British health officials are in crisis mode.
They just ordered all hospitals to cancel non-urgent surgeries through the end of January — an estimated 55,000 procedures. At least 20 hospitals have declared that they are unable to adequately care for patients and warned that “safety may be compromised.”
The cause of this panic? Nothing more than the common flu.
The United Kingdom’s government-run, single-payer healthcare system is so inept that something as mundane as flu season can cause a national crisis. Yet, single-payer is exactly what progressive activists all over the United States want to install here.
Founded in 1948, Britain’s National Health Service is falling apart. British patients face 12-hour treatment delays at some of the nation’s hospitals — even though the NHS has canceled tens of thousands of surgeries. One emergency-department doctor recently apologized for “third-world conditions” at his NHS facility.
During the holiday season, nearly 17,000 patients were left sitting in ambulances for a half-hour or more before being brought into an emergency department. An NHS memo leaked earlier in January revealed plans by a major cancer hospital to delay chemotherapy treatments for some patients or reduce the amount of medicine administered. That policy is an attempt to deal with a massive shortage of nurses.
The human costs of the NHS’ blundering are tragic. One Portsmouth resident, 88-year-old Josephine Smalley, died on New Year’s Day after spending five hours in an ambulance and another two waiting on a gurney at Queen Alexandra Hospital.
The next day, an 81-year-old Essex woman called paramedics complaining of chest pain. By the time the ambulance arrived — nearly four hours later — she was dead.
Dr. Nick Scriven of Britain’s Society for Acute Medicine told The Telegraph, “The position at the moment is as bad as I’ve ever known . . . we were at full capacity before the sorts of pressures that we should be able to manage — like a rise in flu — is pushing us over the edge.”
The United States is also experiencing an unusually severe flu season. But, it hasn’t derailed the operation of our healthcare system.
The Centers for Disease Control and Prevention report that flu is prevalent in 46 states. In Arizona, cases are up 758 percent compared to last year. San Diego County has seen flu cases rise eightfold from last year.
Yet this spike in flu cases hasn’t disrupted hip replacements or heart surgeries. American patients haven’t died awaiting ambulances. Nor have they languished on gurneys in hospital hallways.

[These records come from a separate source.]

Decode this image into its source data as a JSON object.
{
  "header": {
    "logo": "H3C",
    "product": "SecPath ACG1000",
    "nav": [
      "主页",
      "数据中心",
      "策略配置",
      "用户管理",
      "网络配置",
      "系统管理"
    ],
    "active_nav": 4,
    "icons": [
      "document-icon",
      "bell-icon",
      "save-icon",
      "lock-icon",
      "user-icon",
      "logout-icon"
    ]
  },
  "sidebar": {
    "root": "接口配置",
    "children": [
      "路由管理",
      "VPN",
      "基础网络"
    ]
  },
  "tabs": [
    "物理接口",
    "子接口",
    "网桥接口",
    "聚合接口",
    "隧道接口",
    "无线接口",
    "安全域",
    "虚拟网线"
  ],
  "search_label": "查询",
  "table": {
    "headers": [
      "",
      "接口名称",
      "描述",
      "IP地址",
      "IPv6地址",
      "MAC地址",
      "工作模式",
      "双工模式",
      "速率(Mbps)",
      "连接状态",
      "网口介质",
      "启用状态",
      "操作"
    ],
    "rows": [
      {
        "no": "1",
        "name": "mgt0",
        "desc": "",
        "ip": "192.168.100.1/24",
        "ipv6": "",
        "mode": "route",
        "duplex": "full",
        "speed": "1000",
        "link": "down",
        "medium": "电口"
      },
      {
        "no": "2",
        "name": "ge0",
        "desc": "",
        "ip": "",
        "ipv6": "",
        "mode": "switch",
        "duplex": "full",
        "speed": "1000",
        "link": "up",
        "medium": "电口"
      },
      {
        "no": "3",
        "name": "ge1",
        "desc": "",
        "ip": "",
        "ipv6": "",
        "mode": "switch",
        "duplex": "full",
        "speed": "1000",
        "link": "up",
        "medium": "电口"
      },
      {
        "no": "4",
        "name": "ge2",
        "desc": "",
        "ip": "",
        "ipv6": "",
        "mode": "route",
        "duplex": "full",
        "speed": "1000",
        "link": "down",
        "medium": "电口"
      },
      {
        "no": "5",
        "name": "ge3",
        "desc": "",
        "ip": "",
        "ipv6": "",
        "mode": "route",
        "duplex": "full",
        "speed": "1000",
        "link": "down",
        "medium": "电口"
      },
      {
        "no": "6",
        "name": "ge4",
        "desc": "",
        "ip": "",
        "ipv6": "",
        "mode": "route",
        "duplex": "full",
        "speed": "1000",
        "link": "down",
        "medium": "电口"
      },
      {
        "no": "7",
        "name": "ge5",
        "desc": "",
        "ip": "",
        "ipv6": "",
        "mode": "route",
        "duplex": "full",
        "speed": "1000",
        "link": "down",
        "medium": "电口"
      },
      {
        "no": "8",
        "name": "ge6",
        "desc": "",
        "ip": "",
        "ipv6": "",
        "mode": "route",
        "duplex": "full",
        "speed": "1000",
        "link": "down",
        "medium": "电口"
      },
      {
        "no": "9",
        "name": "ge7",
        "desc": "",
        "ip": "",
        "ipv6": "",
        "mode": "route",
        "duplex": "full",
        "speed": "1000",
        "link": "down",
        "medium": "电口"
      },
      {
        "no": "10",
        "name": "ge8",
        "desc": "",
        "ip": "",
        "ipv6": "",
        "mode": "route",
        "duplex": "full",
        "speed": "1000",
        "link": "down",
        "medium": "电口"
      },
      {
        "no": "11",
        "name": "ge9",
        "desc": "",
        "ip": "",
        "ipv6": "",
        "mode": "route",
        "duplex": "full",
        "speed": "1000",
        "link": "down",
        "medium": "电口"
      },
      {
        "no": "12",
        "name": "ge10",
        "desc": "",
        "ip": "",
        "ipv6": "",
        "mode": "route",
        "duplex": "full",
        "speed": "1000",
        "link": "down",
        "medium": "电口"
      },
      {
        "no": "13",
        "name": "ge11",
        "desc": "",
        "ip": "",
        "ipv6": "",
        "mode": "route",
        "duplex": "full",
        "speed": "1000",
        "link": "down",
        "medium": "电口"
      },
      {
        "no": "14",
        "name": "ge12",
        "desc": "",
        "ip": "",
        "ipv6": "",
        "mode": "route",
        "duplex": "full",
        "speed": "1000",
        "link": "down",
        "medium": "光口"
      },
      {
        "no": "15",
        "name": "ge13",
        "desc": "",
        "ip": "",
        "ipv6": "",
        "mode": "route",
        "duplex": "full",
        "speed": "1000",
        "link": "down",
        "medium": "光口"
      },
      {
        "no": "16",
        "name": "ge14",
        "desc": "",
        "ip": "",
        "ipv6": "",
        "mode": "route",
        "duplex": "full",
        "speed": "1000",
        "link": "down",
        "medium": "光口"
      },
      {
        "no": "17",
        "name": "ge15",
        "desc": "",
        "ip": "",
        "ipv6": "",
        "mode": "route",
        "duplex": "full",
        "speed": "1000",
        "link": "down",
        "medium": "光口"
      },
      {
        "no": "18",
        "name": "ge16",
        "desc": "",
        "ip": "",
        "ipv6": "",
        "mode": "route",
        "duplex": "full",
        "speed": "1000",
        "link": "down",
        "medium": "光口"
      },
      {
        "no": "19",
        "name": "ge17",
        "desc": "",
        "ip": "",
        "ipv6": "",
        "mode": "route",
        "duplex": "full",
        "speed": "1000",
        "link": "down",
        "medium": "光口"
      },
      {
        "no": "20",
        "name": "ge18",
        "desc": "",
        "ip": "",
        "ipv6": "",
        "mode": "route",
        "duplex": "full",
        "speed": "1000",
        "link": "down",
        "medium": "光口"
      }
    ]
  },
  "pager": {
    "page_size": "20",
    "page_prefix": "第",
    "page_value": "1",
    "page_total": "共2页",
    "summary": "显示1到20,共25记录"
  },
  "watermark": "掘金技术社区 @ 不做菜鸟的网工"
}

That’s because America’s private-sector health system doesn’t suffer from the bureaucratic inefficiencies inherent to Britain’s single-payer system. When healthcare resources are delivered via a centrally controlled government program like the NHS, chronic shortages, overcrowding, rationing, and delays are the inevitable result.
Defenders of the British single-payer system are quick to blame the agency’s distress on a lack of funding. But the NHS actually has a bigger budget today than at any time in its history. The agency spends almost $3,000 per Briton. Health spending as a percentage of the British economy has risen from 4.7 percent in 1997 to 7.6 percent in 2015.
Without a competitive market system — one that uses price signals to distribute resources efficiently — even the most generous levels of funding would be hopelessly mismanaged.
Increasingly, Britons are trying to inject a bit more market discipline into their healthcare system. About 10 percent of the population carries private health insurance to cover things the NHS doesn’t, or to secure care in a timelier fashion than the public system allows.
American health care is hardly perfect. But enough market forces are at work to ensure that a spike in a seasonal illness doesn’t grind the entire system to a halt.
That would change if progressives import single-payer to the United States. Sen. Bernie Sanders plans to host an online town hall later in January to tout the supposed benefits of single-payer. He has already convinced one-third of his Senate Democrats to back a bill that would outlaw private insurance and implement single-payer nationwide.
The flu can be nasty, but most patients recover after a few days. But, for nations stricken by single-payer fever, the prognosis often proves terminal.
Sally C. Pipes is President, CEO, and Thomas W. Smith Fellow in Health Care Policy at the Pacific Research Institute. Her next book, The False Promise of Single-Payer Health Care (Encounter), will be published this spring. Follow her on Twitter @sallypipes.
The views and opinions expressed in this commentary are those of the author and do not reflect the official position of The Daily Caller.